May 15 & 18
NDR Hamburg Sinfonieorchester
Beethoven: Symphony No. 5 in C minor, Op. 67
Bartok: Bluebeard’s Castle (with Michelle DeYoung, mezzo-soprano; John Relyea, bass-baritone)
May 26
New York Philharmonic
Free Annual Memorial Day Concert
Cathedral Church of Saint John the Divine
Program TBA
May 29 & 30; June 1
Juilliard School’s AXIOM ensemble and Vocalists
HK Gruber: Gloria – A Pig Tale
June 5 & 7
New York Philharmonic
Christopher Rouse: Symphony No. 4 (world premiere of NY Philharmonic commission)
Peter Eötvös: DoReMi, Violin Concerto No. 2 (NY premiere; with Midori, violin)

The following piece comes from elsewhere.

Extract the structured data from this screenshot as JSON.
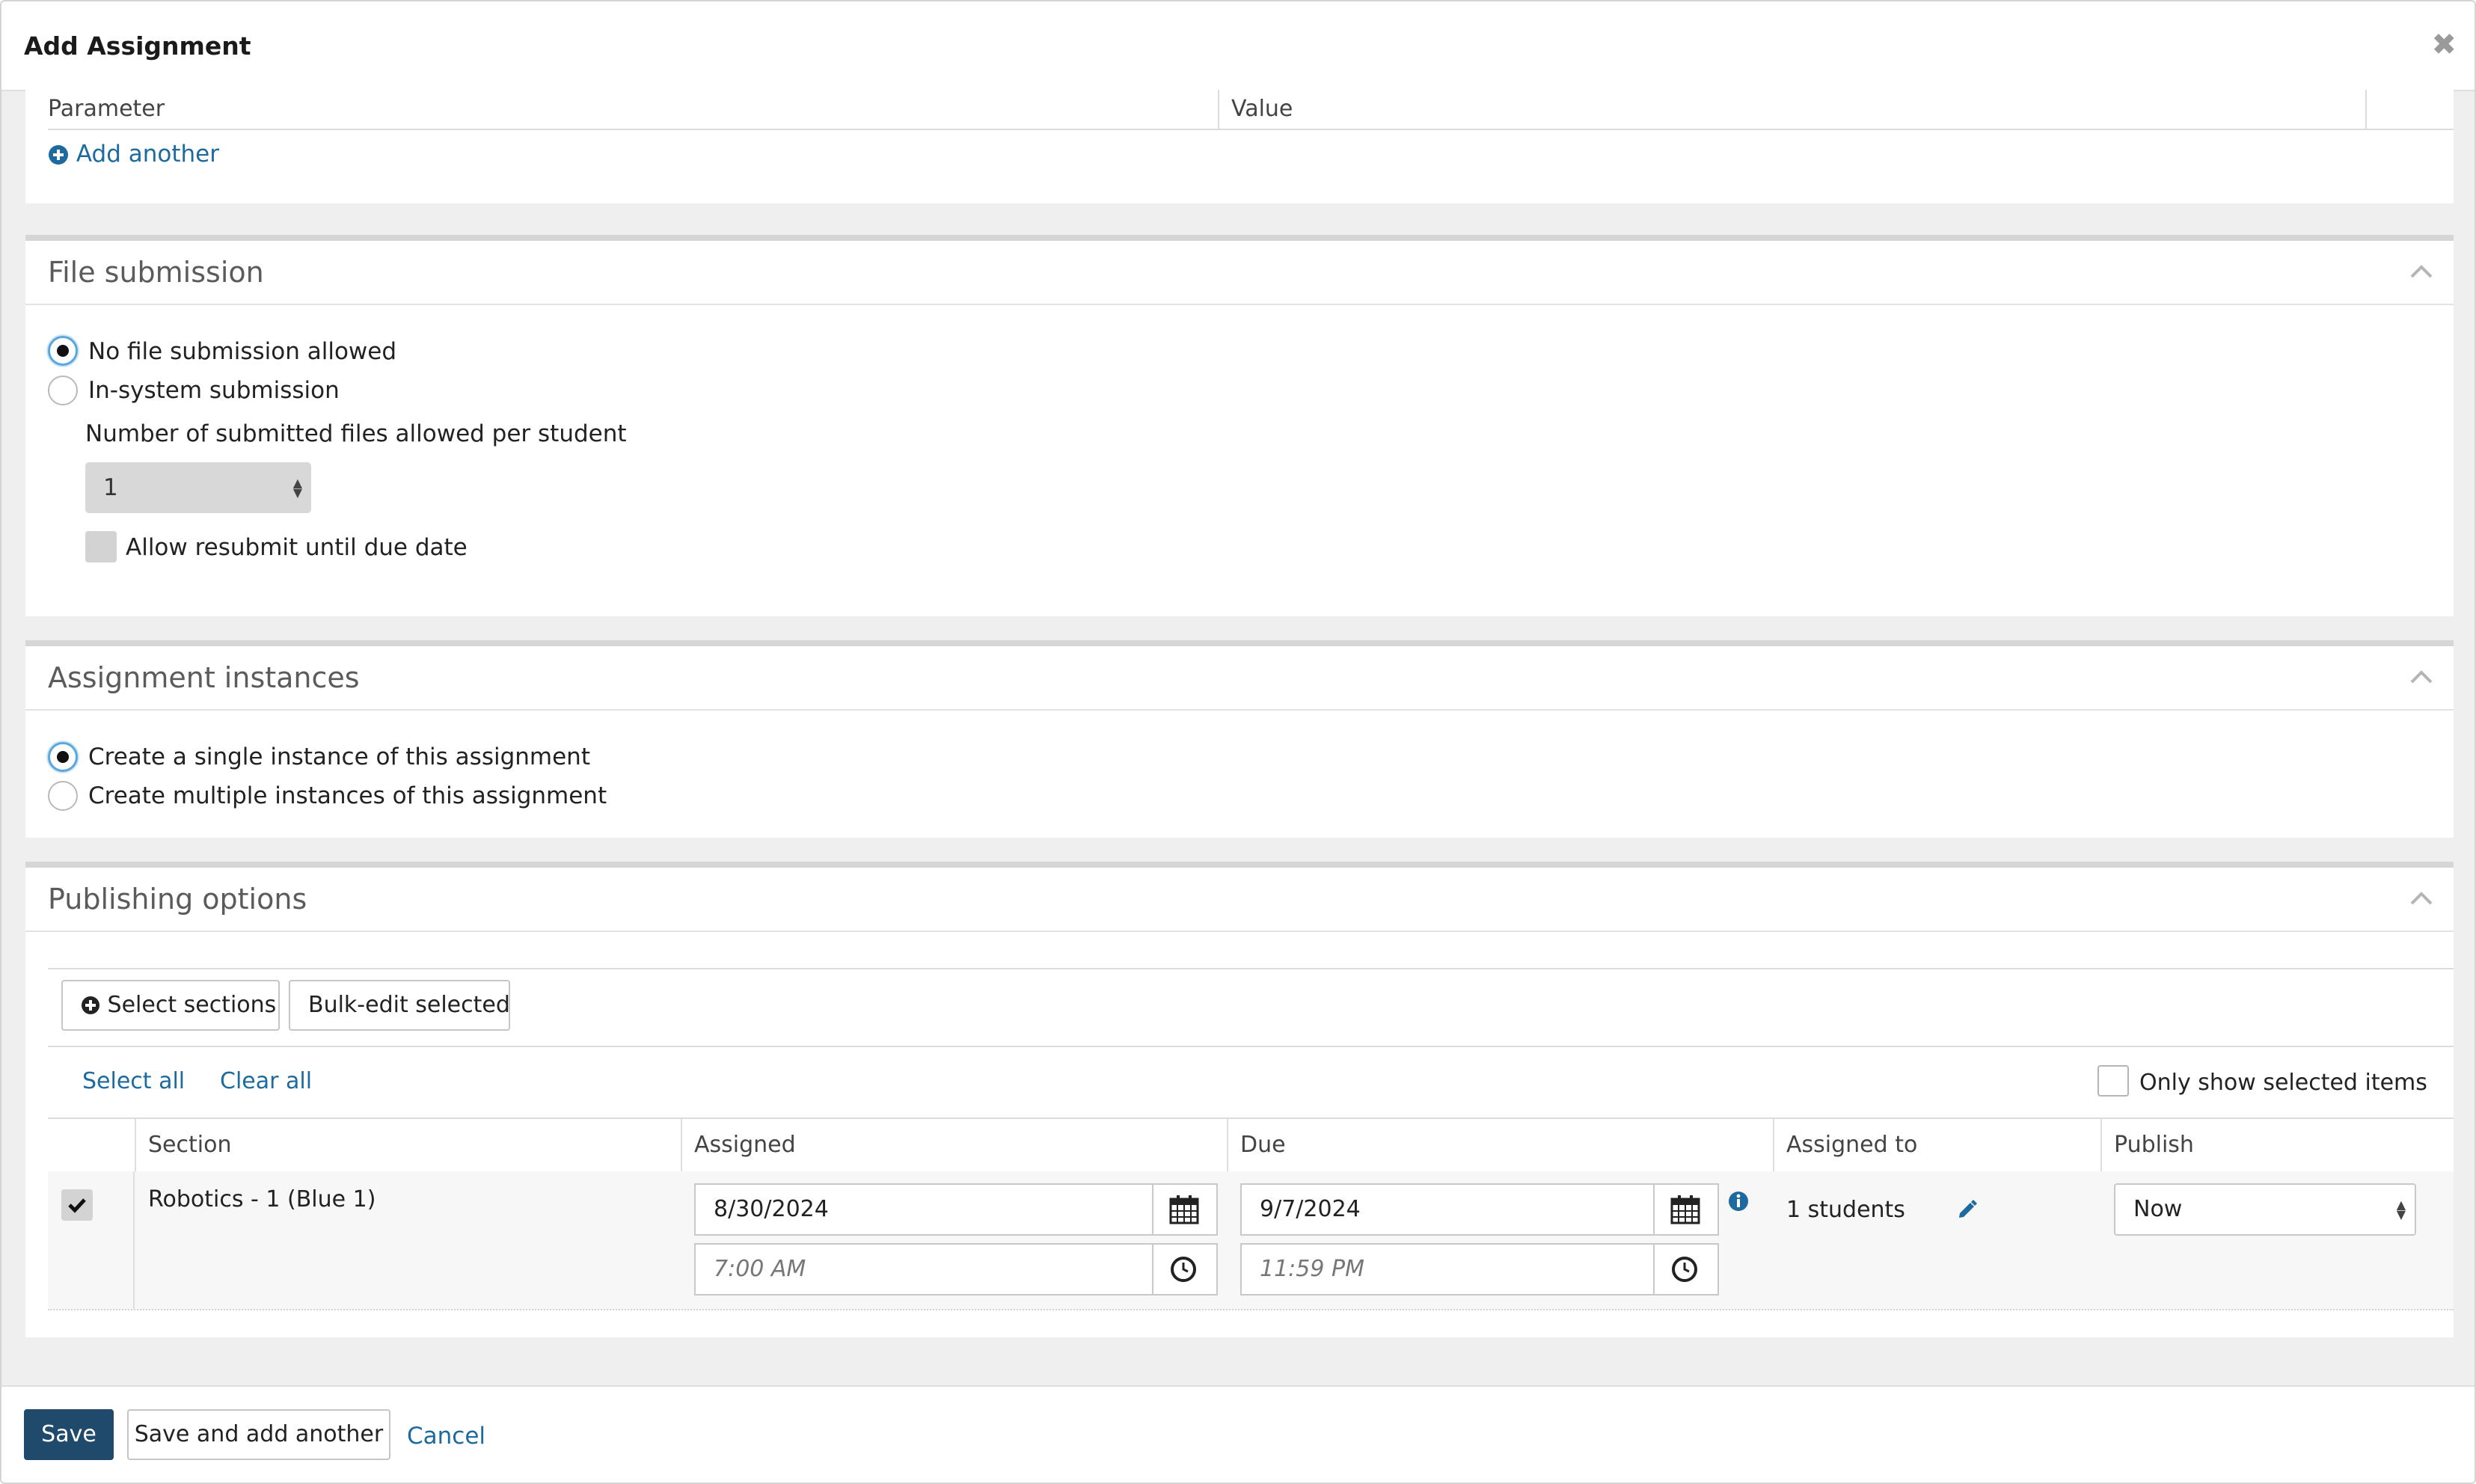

TBD: Work to be selected through NY Philharmonic EarShot New Music Readings
June 11–14
New York Philharmonic
The Beethoven Piano Concertos: A Philharmonic Festival
Beethoven: Piano Concertos Nos. 1 & 4 (with Artist-in-Residence Yefim Bronfman, piano)
Anthony Cheung: new work (world premiere of NY Philharmonic commission)
June 18–21
New York Philharmonic
The Beethoven Piano Concertos: A Philharmonic Festival
Beethoven: Piano Concertos Nos. 2 & 3 (with Artist-in-Residence Yefim Bronfman, piano)
Sean Shepherd: new work (world premiere of NY Philharmonic commission)
June 24–28
New York Philharmonic
The Beethoven Piano Concertos: A Philharmonic Festival
Beethoven: Piano Concerto No. 5, “Emperor” (with Artist-in-Residence Yefim Bronfman, piano)
Beethoven: Triple Concerto for Piano, Violin, and Cello (with Glenn Dicterow, violin; Carter Brey, cello; Artist-in-Residence Yefim Bronfman, piano)
#          #          #
© 21C Media Group, August 2013



Return to Press Room